The breakout board (also $35) is where you have the potential to get really creative. You’re able to plug nearly anything with an analog or digital signal into the breakout board and set up actions. To test the breakout board, I purchased a $6 push-button automotive switch from Amazon. I plugged two wires into the breakout board, and Twine recognized everything was connected. Since the switch I purchased had two different phases, I was able to create two triggers. With an upcoming business trip, I figured I would set the switch to send me two different text messages: “We wanted to say hi, Dad!” and “We miss you a lot.” This would allow my kids to text me while I was away by just pressing a switch. Once I explained how it worked, my kids were ecstatic, and so was I.
The Supermechanical team laid out instructions for hooking up a Staples Easy button to the breakout board because, well, why not? There’s an impressive list of different use cases for Twine with the various sensors on the Supermechanical blog; it’s worth a read if you’re considering the Twine.
Any alerts coming from Twine were reliable, with minimal delay. The only issue I had with notifications was when I would switch sensors without deleting any sensor-specific rules. For example, I switched out the moisture sensor with the magnetic switch, then created a new rule for the switch without deleting the rule for the moisture sensor. Any time the rule for the switch was triggered, the moisture rule was also triggered even though it was no longer hooked up to the Twine.

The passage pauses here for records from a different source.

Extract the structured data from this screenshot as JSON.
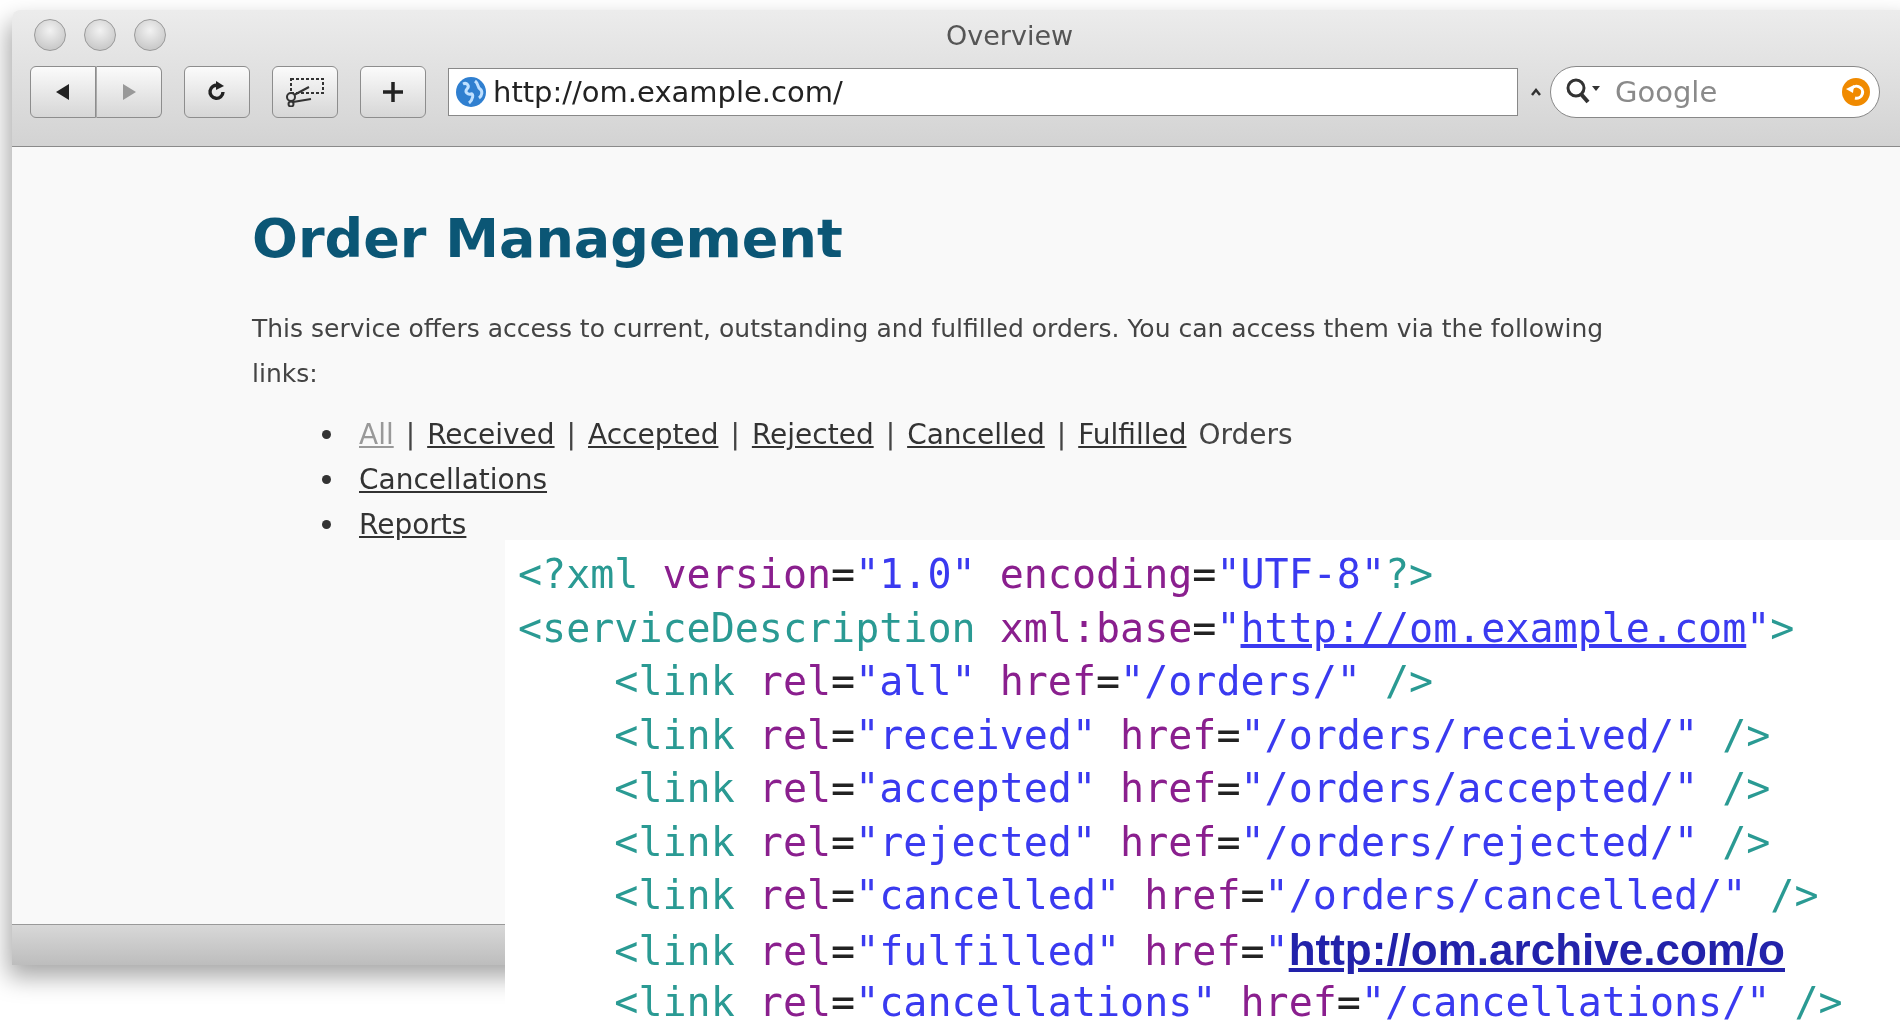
{
  "window": {
    "title": "Overview"
  },
  "toolbar": {
    "address": "http://om.example.com/",
    "search": {
      "placeholder": "Google"
    }
  },
  "page": {
    "heading": "Order Management",
    "intro": "This service offers access to current, outstanding and fulfilled orders. You can access them via the following links:",
    "list": [
      {
        "parts": [
          {
            "kind": "link",
            "text": "All",
            "visited": true
          },
          {
            "kind": "text",
            "text": "|"
          },
          {
            "kind": "link",
            "text": "Received",
            "visited": false
          },
          {
            "kind": "text",
            "text": "|"
          },
          {
            "kind": "link",
            "text": "Accepted",
            "visited": false
          },
          {
            "kind": "text",
            "text": "|"
          },
          {
            "kind": "link",
            "text": "Rejected",
            "visited": false
          },
          {
            "kind": "text",
            "text": "|"
          },
          {
            "kind": "link",
            "text": "Cancelled",
            "visited": false
          },
          {
            "kind": "text",
            "text": "|"
          },
          {
            "kind": "link",
            "text": "Fulfilled",
            "visited": false
          },
          {
            "kind": "text",
            "text": "Orders"
          }
        ]
      },
      {
        "parts": [
          {
            "kind": "link",
            "text": "Cancellations",
            "visited": false
          }
        ]
      },
      {
        "parts": [
          {
            "kind": "link",
            "text": "Reports",
            "visited": false
          }
        ]
      }
    ]
  },
  "code": {
    "lines": [
      {
        "tokens": [
          {
            "kind": "tag",
            "text": "<?xml"
          },
          {
            "kind": "attr",
            "text": " version"
          },
          {
            "kind": "eq",
            "text": "="
          },
          {
            "kind": "value",
            "text": "\"1.0\""
          },
          {
            "kind": "attr",
            "text": " encoding"
          },
          {
            "kind": "eq",
            "text": "="
          },
          {
            "kind": "value",
            "text": "\"UTF-8\""
          },
          {
            "kind": "tag",
            "text": "?>"
          }
        ]
      },
      {
        "tokens": [
          {
            "kind": "tag",
            "text": "<serviceDescription"
          },
          {
            "kind": "attr",
            "text": " xml:base"
          },
          {
            "kind": "eq",
            "text": "="
          },
          {
            "kind": "value",
            "text": "\""
          },
          {
            "kind": "link",
            "text": "http://om.example.com"
          },
          {
            "kind": "value",
            "text": "\""
          },
          {
            "kind": "tag",
            "text": ">"
          }
        ],
        "children": [
          {
            "tokens": [
              {
                "kind": "tag",
                "text": "<link"
              },
              {
                "kind": "attr",
                "text": " rel"
              },
              {
                "kind": "eq",
                "text": "="
              },
              {
                "kind": "value",
                "text": "\"all\""
              },
              {
                "kind": "attr",
                "text": " href"
              },
              {
                "kind": "eq",
                "text": "="
              },
              {
                "kind": "value",
                "text": "\"/orders/\""
              },
              {
                "kind": "tag",
                "text": " />"
              }
            ]
          },
          {
            "tokens": [
              {
                "kind": "tag",
                "text": "<link"
              },
              {
                "kind": "attr",
                "text": " rel"
              },
              {
                "kind": "eq",
                "text": "="
              },
              {
                "kind": "value",
                "text": "\"received\""
              },
              {
                "kind": "attr",
                "text": " href"
              },
              {
                "kind": "eq",
                "text": "="
              },
              {
                "kind": "value",
                "text": "\"/orders/received/\""
              },
              {
                "kind": "tag",
                "text": " />"
              }
            ]
          },
          {
            "tokens": [
              {
                "kind": "tag",
                "text": "<link"
              },
              {
                "kind": "attr",
                "text": " rel"
              },
              {
                "kind": "eq",
                "text": "="
              },
              {
                "kind": "value",
                "text": "\"accepted\""
              },
              {
                "kind": "attr",
                "text": " href"
              },
              {
                "kind": "eq",
                "text": "="
              },
              {
                "kind": "value",
                "text": "\"/orders/accepted/\""
              },
              {
                "kind": "tag",
                "text": " />"
              }
            ]
          },
          {
            "tokens": [
              {
                "kind": "tag",
                "text": "<link"
              },
              {
                "kind": "attr",
                "text": " rel"
              },
              {
                "kind": "eq",
                "text": "="
              },
              {
                "kind": "value",
                "text": "\"rejected\""
              },
              {
                "kind": "attr",
                "text": " href"
              },
              {
                "kind": "eq",
                "text": "="
              },
              {
                "kind": "value",
                "text": "\"/orders/rejected/\""
              },
              {
                "kind": "tag",
                "text": " />"
              }
            ]
          },
          {
            "tokens": [
              {
                "kind": "tag",
                "text": "<link"
              },
              {
                "kind": "attr",
                "text": " rel"
              },
              {
                "kind": "eq",
                "text": "="
              },
              {
                "kind": "value",
                "text": "\"cancelled\""
              },
              {
                "kind": "attr",
                "text": " href"
              },
              {
                "kind": "eq",
                "text": "="
              },
              {
                "kind": "value",
                "text": "\"/orders/cancelled/\""
              },
              {
                "kind": "tag",
                "text": " />"
              }
            ]
          },
          {
            "tokens": [
              {
                "kind": "tag",
                "text": "<link"
              },
              {
                "kind": "attr",
                "text": " rel"
              },
              {
                "kind": "eq",
                "text": "="
              },
              {
                "kind": "value",
                "text": "\"fulfilled\""
              },
              {
                "kind": "attr",
                "text": " href"
              },
              {
                "kind": "eq",
                "text": "="
              },
              {
                "kind": "value",
                "text": "\""
              },
              {
                "kind": "biglink",
                "text": "http://om.archive.com/o"
              }
            ]
          },
          {
            "tokens": [
              {
                "kind": "tag",
                "text": "<link"
              },
              {
                "kind": "attr",
                "text": " rel"
              },
              {
                "kind": "eq",
                "text": "="
              },
              {
                "kind": "value",
                "text": "\"cancellations\""
              },
              {
                "kind": "attr",
                "text": " href"
              },
              {
                "kind": "eq",
                "text": "="
              },
              {
                "kind": "value",
                "text": "\"/cancellations/\""
              },
              {
                "kind": "tag",
                "text": " />"
              }
            ]
          }
        ]
      }
    ]
  }
}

My biggest complaint about Twine is the lack of a mobile app. Currently the only way to set up rules is through the website. Having a native app, or even a web app built for smaller screens, would let you create rules from your phone more easily. As it is now, it’s barely usable on an iPhone.